Investing is no easy task these days. With such a myriad of products available, one really has to be on his/her toes to ensure that they don’t get burnt with all that’s going on. It would be handy to know what futures really entail as an investment product. With Bitcoin futures soon to be launched, there is much anticipation on this investment product
Products known as Cantor Futures are also interesting as they tend to protect the investor from external shocks especially when it comes to trading on the crypto currency exchanges which tend to vary and wobble slightly especially when panic mode selling comes into the equation. By using cantor futures, one can easily get into the market and not burn their fingers by excessive exposure to risk. Futures commission is also not so prohibitive and the rates are quite competitive.
What are 'Futures'
Futures are financial contracts obligating the buyer to purchase an asset or the seller to sell an asset, such as a physical commodity or a financial instrument, at a predetermined future date and price. Futures contracts detail the quality and quantity of the underlying asset; they are standardized to facilitate trading on a futures exchange. Some futures contracts may call for physical delivery of the asset, while others are settled in cash.
Breaking down 'Futures'
The futures markets are characterized by the ability to use very high leverage relative to stock markets. Futures can be used to hedge or speculate on the price movement of the underlying asset. For example, a producer of corn could use futures to lock in a certain price and reduce risk, or anybody could speculate on the price movement of corn by going long or short using futures.
The primary difference between options and futures is that options give the holder the right to buy or sell the underlying asset at expiration, while the holder of a futures contract is obligated to fulfill the terms of his contract. In real life, the actual delivery rate of the underlying goods specified in futures contracts is very low as the hedging or speculating benefits of the contracts can be had largely without actually holding the contract until expiry and delivering the good. For example, if you were long in a futures contract, you could go short in the same type of contract to offset your position. This serves to exit your position, much like selling a stock in the equity markets closes a trade.
Futures contracts are used to manage potential movements in the prices of the underlying assets. If market participants anticipate an increase in the price of an underlying asset in the future, they could potentially gain by purchasing the asset in a futures contract and selling it later at a higher price on the spot market or profiting from the favorable price difference through cash settlement. However, they could also lose if an asset's price is eventually lower than the purchase price specified in the futures contract. Conversely, if the price of an underlying asset is expected to fall, some may sell the asset in a futures contract and buy it back later at a lower price on the spot.
The purpose of hedging is not to gain from favorable price movements but prevent losses from potentially unfavorable price changes and in the process, maintain a predetermined financial result as permitted under the current market price. To hedge, someone is in the business of actually using or producing the underlying asset in a futures contract. When there is a gain from the futures contract, there is always a loss from the spot market, or vice versa. With such a gain and loss offsetting each other, the hedging effectively locks in the acceptable, current market price.

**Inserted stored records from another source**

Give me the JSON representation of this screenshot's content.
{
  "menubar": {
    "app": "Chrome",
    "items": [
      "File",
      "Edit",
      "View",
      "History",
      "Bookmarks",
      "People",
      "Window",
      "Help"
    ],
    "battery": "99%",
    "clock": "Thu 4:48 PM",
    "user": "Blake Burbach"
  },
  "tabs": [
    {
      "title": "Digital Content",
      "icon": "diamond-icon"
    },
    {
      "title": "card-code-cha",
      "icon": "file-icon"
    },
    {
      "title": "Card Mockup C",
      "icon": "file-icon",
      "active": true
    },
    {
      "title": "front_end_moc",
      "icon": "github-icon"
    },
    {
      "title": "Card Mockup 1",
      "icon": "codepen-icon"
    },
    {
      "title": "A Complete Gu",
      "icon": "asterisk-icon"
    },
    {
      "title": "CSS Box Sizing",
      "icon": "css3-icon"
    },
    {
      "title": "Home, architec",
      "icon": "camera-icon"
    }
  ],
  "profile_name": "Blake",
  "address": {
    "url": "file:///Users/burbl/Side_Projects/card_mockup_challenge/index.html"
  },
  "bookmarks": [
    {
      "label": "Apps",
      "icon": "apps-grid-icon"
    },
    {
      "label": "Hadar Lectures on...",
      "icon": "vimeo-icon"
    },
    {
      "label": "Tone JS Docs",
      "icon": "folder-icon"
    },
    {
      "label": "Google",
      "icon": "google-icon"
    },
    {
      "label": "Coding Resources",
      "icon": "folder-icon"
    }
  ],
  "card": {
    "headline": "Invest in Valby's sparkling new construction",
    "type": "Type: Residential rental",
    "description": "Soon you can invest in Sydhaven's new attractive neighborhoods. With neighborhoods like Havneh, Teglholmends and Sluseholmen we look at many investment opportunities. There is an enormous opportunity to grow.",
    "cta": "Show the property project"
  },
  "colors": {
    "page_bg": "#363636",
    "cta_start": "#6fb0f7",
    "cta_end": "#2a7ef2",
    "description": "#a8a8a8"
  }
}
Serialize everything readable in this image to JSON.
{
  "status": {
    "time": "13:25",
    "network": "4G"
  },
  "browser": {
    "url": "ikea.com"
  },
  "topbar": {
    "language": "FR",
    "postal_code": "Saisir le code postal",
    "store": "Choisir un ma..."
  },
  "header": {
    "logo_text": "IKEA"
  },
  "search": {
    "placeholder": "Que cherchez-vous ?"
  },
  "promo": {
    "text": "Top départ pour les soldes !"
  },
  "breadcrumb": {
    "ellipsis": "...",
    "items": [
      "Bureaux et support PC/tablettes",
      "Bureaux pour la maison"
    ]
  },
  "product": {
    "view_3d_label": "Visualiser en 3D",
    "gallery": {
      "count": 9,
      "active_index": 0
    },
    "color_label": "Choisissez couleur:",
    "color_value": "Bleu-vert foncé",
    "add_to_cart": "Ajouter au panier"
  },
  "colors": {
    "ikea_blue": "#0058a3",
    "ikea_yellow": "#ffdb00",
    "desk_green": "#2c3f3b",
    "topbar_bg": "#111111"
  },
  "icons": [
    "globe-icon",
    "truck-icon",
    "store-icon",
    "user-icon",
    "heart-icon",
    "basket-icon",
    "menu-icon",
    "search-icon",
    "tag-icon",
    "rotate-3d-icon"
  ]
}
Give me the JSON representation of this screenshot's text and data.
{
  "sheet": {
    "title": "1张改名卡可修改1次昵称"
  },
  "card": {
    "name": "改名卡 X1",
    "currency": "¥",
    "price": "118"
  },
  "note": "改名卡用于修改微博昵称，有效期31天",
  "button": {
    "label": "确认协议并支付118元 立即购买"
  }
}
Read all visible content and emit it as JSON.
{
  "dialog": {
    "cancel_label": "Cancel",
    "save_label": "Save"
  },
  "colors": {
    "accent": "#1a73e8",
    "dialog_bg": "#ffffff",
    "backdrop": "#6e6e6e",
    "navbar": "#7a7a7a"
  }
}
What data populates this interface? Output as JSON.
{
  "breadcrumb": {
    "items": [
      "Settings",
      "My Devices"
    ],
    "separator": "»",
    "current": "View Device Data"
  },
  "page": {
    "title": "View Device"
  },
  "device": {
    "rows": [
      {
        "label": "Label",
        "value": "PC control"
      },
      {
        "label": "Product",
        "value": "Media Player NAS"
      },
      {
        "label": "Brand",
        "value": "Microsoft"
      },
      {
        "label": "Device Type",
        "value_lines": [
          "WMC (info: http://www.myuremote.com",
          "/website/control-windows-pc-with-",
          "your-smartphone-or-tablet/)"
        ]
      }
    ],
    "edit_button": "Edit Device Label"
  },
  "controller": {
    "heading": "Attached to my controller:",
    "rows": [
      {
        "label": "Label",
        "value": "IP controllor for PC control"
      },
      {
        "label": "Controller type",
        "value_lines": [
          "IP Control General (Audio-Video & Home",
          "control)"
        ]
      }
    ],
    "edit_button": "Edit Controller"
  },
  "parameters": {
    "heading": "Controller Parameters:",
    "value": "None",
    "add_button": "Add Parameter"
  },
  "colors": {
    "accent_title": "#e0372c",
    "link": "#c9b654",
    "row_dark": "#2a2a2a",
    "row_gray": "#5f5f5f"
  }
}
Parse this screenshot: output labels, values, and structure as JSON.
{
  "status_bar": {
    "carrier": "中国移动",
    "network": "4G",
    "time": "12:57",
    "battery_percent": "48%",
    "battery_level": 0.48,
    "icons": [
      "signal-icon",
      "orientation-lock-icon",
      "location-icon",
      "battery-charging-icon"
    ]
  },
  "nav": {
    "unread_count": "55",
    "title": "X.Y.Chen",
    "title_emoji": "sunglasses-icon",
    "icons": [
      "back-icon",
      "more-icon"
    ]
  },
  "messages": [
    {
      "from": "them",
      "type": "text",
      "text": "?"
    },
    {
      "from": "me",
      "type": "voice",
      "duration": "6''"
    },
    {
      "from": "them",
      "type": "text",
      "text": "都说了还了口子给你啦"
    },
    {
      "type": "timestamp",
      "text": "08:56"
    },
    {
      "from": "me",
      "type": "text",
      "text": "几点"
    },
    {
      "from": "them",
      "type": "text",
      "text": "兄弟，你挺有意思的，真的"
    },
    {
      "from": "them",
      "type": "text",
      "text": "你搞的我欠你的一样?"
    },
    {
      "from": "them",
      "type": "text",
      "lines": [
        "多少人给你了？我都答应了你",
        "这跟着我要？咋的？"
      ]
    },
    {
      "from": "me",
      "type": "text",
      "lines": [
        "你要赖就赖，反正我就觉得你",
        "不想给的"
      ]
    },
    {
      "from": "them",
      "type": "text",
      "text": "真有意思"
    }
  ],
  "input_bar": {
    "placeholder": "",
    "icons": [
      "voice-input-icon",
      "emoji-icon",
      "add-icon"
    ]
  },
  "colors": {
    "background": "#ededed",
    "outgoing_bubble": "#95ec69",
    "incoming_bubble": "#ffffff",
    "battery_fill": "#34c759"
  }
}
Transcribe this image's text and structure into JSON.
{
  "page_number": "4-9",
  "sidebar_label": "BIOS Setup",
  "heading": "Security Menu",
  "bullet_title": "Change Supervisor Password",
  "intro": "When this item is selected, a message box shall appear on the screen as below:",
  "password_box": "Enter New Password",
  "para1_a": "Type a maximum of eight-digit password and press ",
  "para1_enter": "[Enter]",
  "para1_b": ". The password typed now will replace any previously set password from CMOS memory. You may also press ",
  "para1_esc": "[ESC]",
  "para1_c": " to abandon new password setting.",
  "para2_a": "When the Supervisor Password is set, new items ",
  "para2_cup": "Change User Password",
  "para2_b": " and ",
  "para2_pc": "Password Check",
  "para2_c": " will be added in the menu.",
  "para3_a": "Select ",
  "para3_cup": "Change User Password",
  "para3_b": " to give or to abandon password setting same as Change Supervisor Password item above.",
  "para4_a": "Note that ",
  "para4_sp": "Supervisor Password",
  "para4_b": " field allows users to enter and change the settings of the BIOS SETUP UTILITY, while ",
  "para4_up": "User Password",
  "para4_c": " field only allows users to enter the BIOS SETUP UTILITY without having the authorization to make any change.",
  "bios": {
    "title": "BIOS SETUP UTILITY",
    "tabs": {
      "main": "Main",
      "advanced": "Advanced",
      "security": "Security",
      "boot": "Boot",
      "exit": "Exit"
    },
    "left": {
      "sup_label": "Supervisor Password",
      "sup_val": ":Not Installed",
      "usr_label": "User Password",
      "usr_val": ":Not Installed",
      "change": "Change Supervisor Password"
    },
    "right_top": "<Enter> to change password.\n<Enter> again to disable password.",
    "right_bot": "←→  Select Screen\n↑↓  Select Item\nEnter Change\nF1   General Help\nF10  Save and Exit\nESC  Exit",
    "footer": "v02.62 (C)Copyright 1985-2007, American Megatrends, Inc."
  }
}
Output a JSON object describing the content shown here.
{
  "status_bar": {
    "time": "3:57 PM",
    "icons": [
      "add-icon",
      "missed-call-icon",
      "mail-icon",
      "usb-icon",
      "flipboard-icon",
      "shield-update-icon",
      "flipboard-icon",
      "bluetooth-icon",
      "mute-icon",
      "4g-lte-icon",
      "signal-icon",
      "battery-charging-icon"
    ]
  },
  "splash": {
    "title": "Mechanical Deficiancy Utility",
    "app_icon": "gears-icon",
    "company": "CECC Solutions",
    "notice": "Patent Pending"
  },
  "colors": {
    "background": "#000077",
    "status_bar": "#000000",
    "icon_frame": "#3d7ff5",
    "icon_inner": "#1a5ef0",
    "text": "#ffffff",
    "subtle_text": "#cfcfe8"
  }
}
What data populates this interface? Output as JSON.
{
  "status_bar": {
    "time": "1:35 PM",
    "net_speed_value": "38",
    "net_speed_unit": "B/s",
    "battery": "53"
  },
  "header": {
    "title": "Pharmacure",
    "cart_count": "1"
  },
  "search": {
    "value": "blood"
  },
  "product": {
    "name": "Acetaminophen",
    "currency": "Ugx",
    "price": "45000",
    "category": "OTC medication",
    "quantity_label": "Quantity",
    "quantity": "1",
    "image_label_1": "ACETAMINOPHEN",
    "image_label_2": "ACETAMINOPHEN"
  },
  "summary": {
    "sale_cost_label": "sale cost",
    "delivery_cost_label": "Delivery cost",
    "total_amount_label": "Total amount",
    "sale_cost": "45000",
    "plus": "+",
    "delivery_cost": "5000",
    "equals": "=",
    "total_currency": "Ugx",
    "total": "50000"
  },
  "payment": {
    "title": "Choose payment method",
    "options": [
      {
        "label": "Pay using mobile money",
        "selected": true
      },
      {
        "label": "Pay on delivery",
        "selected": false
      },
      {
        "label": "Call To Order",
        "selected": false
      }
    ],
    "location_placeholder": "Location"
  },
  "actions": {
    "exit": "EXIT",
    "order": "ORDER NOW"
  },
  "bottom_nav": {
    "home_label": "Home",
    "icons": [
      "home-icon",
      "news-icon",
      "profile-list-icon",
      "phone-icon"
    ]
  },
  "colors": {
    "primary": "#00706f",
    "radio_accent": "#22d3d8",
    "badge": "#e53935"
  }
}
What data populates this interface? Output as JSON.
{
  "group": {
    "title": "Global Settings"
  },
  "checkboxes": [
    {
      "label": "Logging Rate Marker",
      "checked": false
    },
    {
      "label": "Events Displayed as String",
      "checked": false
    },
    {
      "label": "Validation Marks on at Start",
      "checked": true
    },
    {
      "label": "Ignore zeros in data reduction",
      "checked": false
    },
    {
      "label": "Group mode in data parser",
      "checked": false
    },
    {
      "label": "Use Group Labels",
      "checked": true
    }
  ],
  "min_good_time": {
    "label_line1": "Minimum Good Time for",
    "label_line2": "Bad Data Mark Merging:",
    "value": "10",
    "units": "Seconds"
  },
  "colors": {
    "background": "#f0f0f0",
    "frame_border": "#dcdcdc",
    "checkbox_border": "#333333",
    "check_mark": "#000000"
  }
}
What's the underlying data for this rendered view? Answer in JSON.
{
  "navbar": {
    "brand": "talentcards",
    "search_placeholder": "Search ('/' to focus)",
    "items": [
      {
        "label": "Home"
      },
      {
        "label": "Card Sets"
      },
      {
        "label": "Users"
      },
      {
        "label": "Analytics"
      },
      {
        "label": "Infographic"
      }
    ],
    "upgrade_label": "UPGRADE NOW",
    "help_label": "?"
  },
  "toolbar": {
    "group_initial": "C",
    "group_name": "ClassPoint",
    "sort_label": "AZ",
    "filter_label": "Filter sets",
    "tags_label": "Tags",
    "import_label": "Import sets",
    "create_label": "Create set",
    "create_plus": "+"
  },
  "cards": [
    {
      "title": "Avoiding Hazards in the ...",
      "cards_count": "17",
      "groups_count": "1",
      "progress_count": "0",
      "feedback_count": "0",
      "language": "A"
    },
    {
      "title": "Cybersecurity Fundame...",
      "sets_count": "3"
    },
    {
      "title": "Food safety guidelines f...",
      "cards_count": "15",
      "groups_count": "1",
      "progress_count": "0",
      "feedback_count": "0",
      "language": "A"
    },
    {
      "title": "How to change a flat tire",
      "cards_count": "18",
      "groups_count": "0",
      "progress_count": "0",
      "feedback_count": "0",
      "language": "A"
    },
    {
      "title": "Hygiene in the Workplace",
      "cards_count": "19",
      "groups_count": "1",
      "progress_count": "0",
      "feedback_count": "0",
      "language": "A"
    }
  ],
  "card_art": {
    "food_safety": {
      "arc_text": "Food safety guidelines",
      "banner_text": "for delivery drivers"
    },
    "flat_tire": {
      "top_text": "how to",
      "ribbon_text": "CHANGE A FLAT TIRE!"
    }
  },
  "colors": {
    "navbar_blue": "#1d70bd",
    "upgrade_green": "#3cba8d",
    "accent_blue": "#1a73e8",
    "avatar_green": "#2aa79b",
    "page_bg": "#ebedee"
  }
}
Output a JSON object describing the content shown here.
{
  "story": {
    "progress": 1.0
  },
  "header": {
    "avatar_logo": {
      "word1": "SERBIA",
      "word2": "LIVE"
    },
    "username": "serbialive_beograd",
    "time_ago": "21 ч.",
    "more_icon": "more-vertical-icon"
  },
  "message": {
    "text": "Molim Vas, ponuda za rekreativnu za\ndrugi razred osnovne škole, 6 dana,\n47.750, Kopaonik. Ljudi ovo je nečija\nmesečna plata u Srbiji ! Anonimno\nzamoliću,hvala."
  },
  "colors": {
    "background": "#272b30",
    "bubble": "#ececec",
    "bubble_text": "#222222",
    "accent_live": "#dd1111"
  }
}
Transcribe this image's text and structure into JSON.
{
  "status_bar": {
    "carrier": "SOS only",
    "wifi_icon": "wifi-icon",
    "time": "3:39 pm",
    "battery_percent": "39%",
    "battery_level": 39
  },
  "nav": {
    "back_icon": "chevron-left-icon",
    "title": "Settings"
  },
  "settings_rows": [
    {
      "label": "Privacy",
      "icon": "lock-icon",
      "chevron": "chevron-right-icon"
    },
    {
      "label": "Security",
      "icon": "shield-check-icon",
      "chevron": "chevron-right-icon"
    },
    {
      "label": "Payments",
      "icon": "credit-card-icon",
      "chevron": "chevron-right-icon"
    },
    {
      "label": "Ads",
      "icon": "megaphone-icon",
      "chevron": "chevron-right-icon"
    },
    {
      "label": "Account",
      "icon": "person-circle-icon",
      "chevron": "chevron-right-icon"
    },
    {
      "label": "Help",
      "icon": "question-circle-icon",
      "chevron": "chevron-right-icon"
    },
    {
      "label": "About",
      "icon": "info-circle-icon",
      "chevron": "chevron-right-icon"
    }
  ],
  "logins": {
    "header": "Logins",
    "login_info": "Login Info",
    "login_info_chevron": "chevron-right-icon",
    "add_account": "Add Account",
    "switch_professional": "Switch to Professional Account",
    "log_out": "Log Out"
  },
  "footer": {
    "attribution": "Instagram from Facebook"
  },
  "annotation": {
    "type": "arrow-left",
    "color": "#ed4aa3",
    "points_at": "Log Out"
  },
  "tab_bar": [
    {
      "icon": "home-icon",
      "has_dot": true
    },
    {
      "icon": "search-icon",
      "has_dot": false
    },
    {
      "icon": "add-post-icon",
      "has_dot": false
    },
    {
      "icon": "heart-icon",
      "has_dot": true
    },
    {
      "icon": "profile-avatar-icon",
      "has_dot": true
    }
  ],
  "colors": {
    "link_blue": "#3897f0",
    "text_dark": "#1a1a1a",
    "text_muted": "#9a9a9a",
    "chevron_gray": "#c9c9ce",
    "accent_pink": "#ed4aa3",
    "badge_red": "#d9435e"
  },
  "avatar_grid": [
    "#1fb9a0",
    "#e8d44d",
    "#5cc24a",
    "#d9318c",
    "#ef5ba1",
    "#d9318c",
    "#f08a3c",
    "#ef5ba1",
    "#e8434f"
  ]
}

A futures contract is a legal agreement, generally made on the trading floor of a futures exchange, to buy or sell a particular commodity or financial instrument at a predetermined price at a specified time in the future. Futures contracts are standardized to facilitate trading on a futures exchange and, depending on the underlying asset being traded, detail the quality and quantity of the commodity.
Example of Futures Contracts
Futures contracts are used by two categories of market participants: hedgers and speculators. Producers or purchasers of an underlying asset hedge or guarantee the price at which the commodity is sold or purchased, while portfolio managers or traders may also make a bet on the price movements of an underlying asset using futures.